Editorial: Social researcher and essayist, Kwame Agyemang Berko draws a critical comparison between Kenule 'Ken' Saro Wiwa - a Nigerian writer, lawyer and environmental Activist - and Paul Afoko - the estranged Chairman of the New Patriotic Party (NPP). Mr Berko, writes guided by the quote: "The writer cannot be a mere storyteller; he cannot be a mere teacher; he cannot merely X-ray society’s weaknesses, its ills, its perils. He or she must be actively involved shaping its present and its future"
I have recently been so uninspired by political events that but for this occasion of paying homage to one of the foremost renegades Africa has ever produced, I would not have been able to share thoughts on my NPP/Afoko brouhaha plus it's accompanying loss of life and toss of or relegation of standing principles in what is supposed to be a clear cut case of 'to err is not human in politics'.
The gentleman who was killed in Asewaase in the Ashanti Region last week as a result of his steadfastness in the NPP's decision to suspend its Chairman Paul Afoko, has died in vain. I dare say a lot more would fall in the run up to next year's election.
Whiles one of the authors of the Holy Bible proclaimed that lack of knowledge make people perish, Mario Puzzo was more explicit in his 'Fools Die' novel.
The fact former Chairman Afoko's brother was implicated and subsequently charged with a politically motivated murder should have stirred a moral reason to resign for him to from his perch as Chairman of the NPP. Lai lai. Not a phorken chance. Old boy is as 'Ghanaian' as Oko Vandepujie!
In today's Ghana, our politics is festered with chronic liars and scavengers, so when you loose your guard in the manner that Afoko has and is suffering for,the least you do as a man filled with some pinch of dignity and home upbringing is to admit,resign,and scuttle out of the political scene quietly with your bag of misfortune and count your losses.
The terrain is vicious and cutthroat. Please google search 'NPP Chairman Adams'.
Today 10/11/05, marks the twentieth year since the main 'reason' Chief Emeka Anyaoku signed the dotted lines of a directive which suspended The Federal Republic Of Nigeria from the community of Commonwealth Nations was made.
I have very fond memories of that because it also meant Nigeria's super eagles were not allowed to defend their title won in Tunisia 94' as reigning AFCON Champions in 1996 in South Africa.
Chief acted in his capacity as Secretary General of the Commonwealth of Nations. I have never met the man. Not yet worthy. But from having read a few of his essays,and in later years,listened to interviews he granted the BBC, I almost can attest to his commitment to his roots and pride of being a Nigerian. Dude bleeds green,white and green.
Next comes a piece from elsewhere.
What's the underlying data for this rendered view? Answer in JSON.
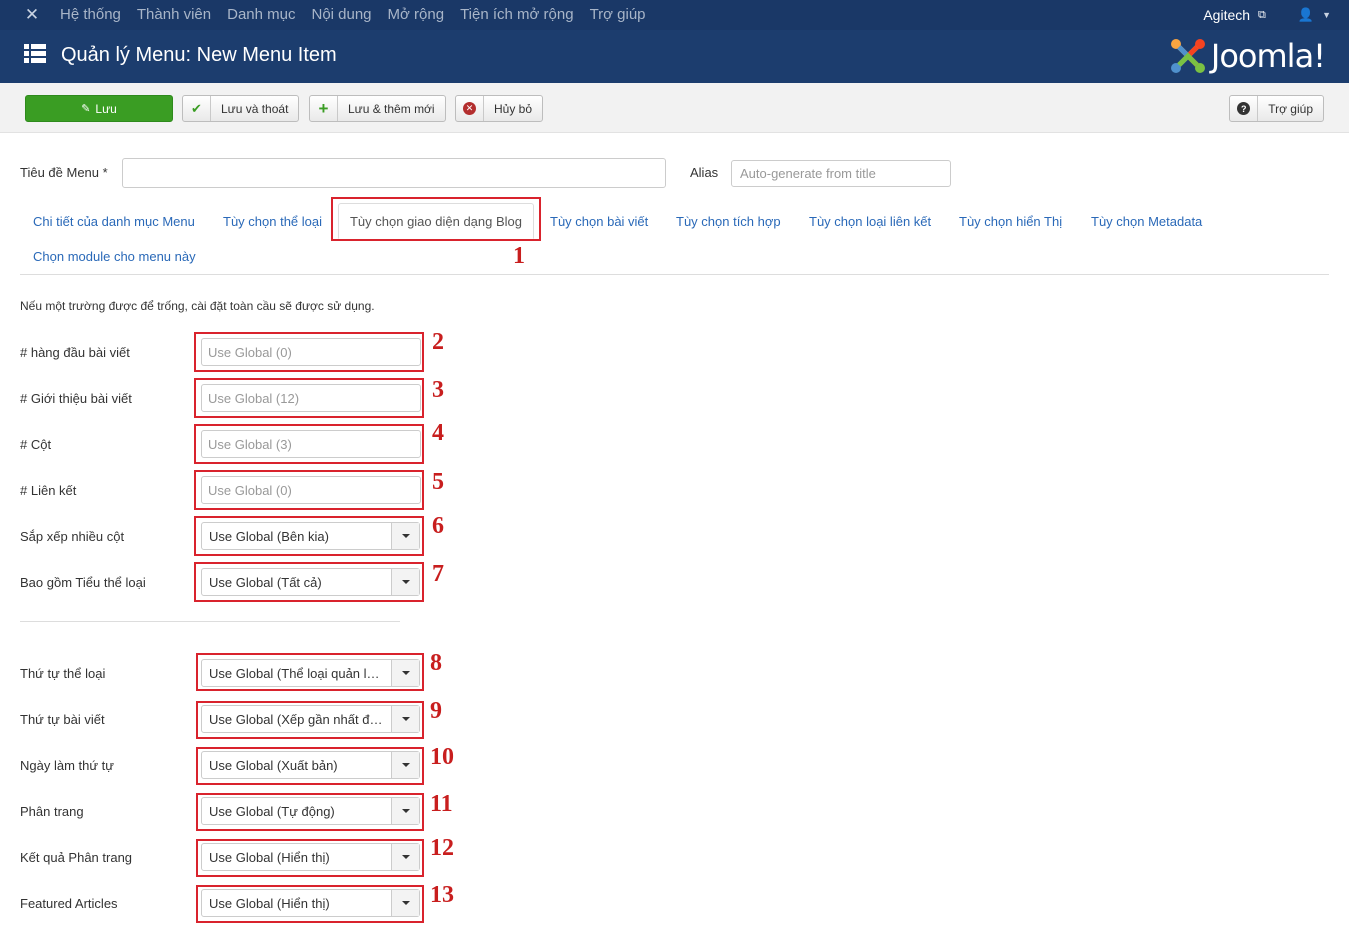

But when Niaja lost her guard by turning a deaf ear to international pleas in 1995, to suspend exacting the ruling of the kangaroo court which sentenced to death,Ken Saro-Wiwa, 54, and eight others on 31 October by a tribunal in the southern port city of Port Harcourt, for allegedly ordering the murders of four political rivals who were shot at a 1994 political rally, he acted swiftly and in accordance of the dictates of the constitution of the commonwealth. It's not like he had a choice.
Ken particularly insisted he was framed because of his opposition to Nigeria's military ruler, Sani Abacha, and the oil industry, which accounts for about 80 per cent of the country's foreign income. The lawyer that he was actually led his kinsmen to sue Shell Nigeria in Den Hague for environmental degradation and disproportionate payment of royalties to indigenes of Ogoniland. . . .
Several newspapers reported that only hours after the government upheld the death sentences, nine coffins were moved to the Port Harcourt prison. The junta apparently wanted the executions to take place immediately but later found that Port Harcourt, which had held no executions since Nigeria's independence from Britain in 1960, did not have the equipment for hangings.
So on a thursday, executioners were flown in from the northern Muslim city of Sokoto. They took rooms in a hotel and awaited their task.
About 5am on Friday, Saro-Wiwa and his eight companions were roused from their cells at the army camp where they had been held since their convictions. They were told they were being taken to the Port Harcourt prison, on the purported grounds that there was reason to suspect the army camp might be attacked by Ogoni youths from the Delta regions. . . .
Tomorrow marks 20 years since he and 8 others were hanged by Nigerian military dictator 'Terror' Gen. Sanni Abacha.
As for our Fmr. Chairman Afoko, I wish him well in his quest to be popular. If for nothing at all, I now know him.
By Kwame Agyemang Berko
(Poet. Essayist. Social Researcher)